Background: Patients with type 2 diabetes mellitus are at high risk of cardiovascular disease. Carotid intima-media thickness (IMT) is a strong predictor of myocardial infarction and stroke.
Methods and results: We compared the effects of pioglitazone-based therapy (45 mg/d) and glimepiride-based treatment (2.7+/-1.6 mg/d) for 12 and 24 weeks on metabolic control (HbA1c), insulin resistance (homeostasis model assessment), and carotid IMT (B-mode ultrasonography) in a randomized controlled study in 173 orally treated patients with type 2 diabetes (66 women, 107 men; mean+/-SD age, 62.6+/-7.9 years; body mass index, 31.8+/-4.6 kg/m2; HbA1c, 7.5+/-0.9%). Treatment was generally well tolerated in both groups.

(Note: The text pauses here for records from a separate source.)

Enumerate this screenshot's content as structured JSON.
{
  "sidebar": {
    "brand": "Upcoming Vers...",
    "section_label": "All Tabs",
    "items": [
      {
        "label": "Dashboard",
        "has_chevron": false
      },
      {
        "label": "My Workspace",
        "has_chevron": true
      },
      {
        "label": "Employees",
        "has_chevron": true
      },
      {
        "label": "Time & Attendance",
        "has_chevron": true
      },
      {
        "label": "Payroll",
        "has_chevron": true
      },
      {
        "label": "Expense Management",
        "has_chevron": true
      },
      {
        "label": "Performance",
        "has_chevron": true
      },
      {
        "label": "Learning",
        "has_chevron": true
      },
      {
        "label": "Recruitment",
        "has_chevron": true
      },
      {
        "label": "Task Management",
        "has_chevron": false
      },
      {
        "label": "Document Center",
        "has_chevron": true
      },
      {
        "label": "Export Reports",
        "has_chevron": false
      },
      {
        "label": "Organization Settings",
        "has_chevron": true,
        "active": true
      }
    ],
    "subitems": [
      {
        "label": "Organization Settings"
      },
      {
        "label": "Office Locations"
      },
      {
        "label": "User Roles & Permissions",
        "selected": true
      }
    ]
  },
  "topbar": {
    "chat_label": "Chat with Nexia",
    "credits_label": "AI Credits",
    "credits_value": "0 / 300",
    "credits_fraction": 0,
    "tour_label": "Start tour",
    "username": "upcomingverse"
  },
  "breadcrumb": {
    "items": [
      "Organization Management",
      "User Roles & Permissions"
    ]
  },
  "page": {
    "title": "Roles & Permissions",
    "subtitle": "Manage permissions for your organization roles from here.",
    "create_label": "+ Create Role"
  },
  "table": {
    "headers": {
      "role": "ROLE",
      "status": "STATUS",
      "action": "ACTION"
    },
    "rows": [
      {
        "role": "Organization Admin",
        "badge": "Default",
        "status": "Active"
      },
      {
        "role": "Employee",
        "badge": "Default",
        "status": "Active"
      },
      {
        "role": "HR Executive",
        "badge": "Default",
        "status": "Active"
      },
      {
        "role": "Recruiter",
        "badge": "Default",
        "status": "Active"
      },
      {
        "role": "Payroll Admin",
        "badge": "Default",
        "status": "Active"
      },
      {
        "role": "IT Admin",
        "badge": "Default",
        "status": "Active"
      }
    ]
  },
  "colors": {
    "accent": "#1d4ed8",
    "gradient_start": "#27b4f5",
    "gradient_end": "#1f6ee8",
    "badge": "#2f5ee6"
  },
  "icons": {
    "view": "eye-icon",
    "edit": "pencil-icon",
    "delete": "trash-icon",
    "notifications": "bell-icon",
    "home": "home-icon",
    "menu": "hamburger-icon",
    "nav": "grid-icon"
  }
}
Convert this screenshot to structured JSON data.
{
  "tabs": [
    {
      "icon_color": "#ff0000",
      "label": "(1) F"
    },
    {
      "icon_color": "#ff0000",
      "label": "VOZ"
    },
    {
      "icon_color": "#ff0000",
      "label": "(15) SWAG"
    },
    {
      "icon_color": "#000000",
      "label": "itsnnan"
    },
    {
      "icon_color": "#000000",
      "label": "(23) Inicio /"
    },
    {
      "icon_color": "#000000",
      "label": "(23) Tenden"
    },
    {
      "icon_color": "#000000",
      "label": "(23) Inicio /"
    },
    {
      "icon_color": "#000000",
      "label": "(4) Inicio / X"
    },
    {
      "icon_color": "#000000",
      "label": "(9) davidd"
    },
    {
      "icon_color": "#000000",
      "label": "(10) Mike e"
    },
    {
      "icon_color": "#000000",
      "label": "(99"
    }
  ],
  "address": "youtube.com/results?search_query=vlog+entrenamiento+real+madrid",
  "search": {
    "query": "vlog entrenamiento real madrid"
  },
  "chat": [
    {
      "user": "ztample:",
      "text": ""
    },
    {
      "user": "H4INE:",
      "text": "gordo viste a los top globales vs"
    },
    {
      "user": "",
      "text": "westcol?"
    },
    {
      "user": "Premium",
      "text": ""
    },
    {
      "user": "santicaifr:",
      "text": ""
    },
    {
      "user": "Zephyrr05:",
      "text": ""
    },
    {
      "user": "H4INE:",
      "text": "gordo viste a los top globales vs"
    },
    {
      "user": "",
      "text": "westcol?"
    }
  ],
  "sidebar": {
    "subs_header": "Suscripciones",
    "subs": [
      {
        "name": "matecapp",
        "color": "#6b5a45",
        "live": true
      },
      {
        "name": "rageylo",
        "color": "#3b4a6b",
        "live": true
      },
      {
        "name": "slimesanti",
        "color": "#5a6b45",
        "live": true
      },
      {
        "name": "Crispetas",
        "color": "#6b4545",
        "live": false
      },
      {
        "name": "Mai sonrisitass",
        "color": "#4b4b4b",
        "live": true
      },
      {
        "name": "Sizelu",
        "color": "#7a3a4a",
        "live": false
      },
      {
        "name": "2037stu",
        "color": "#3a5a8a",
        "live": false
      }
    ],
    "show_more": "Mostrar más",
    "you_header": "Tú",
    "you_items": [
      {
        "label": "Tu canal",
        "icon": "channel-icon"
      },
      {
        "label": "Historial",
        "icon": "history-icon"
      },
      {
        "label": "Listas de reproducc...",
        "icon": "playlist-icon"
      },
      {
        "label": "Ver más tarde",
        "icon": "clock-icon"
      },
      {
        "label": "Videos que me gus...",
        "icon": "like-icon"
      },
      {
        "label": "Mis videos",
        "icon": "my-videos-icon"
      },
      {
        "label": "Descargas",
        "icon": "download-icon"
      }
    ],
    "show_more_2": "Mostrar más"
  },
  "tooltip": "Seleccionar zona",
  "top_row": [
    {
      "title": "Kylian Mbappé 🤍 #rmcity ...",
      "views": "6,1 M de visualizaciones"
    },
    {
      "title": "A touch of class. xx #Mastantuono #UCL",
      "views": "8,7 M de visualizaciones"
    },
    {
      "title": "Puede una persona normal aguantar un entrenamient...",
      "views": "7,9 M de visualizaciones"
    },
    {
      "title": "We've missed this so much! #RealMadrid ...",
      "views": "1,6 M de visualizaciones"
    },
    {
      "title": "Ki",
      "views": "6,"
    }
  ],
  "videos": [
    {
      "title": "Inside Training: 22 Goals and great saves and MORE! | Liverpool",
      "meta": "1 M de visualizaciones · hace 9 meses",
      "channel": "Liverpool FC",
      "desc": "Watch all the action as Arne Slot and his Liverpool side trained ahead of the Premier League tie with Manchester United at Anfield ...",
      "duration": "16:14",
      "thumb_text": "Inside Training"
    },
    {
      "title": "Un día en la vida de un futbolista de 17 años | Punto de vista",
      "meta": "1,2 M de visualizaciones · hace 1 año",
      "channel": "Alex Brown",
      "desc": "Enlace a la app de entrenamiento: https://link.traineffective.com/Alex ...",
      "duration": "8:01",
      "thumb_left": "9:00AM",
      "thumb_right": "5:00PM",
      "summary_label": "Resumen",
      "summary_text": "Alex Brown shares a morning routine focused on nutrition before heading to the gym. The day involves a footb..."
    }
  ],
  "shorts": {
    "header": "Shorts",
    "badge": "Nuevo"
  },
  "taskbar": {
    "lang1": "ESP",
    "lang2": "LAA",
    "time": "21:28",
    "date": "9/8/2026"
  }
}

Despite similar improvements in metabolic control (HbA1c) after 24 weeks (-0.8+/-0.9% [pioglitazone] versus -0.6+/-0.8% [glimepiride]; P=NS), carotid IMT was reduced only in the pioglitazone group after 12 weeks (-0.033+/-0.052 versus -0.002+/-0.047 mm [glimepiride]; P<0.01 between groups) and 24 weeks (-0.054+/-0.059 versus -0.011+/-0.058 mm [glimepiride]; P<0.005 between groups). Insulin resistance was also improved only in the pioglitazone group (homeostasis model assessment, -2.2+/-3.4 versus -0.3+/-3.3; P<0.0001 between groups). Reduction of IMT correlated with improvement in insulin resistance (r=0.29, P<0.0005) and was independent of improvement in glycemic control (r=0.03, P=0.68).
Conclusions: We found a substantial regression of carotid IMT, independent of improved glycemic control, after 12 and 24 weeks of pioglitazone treatment. This finding may have important prognostic implications for patients with type 2 diabetes mellitus.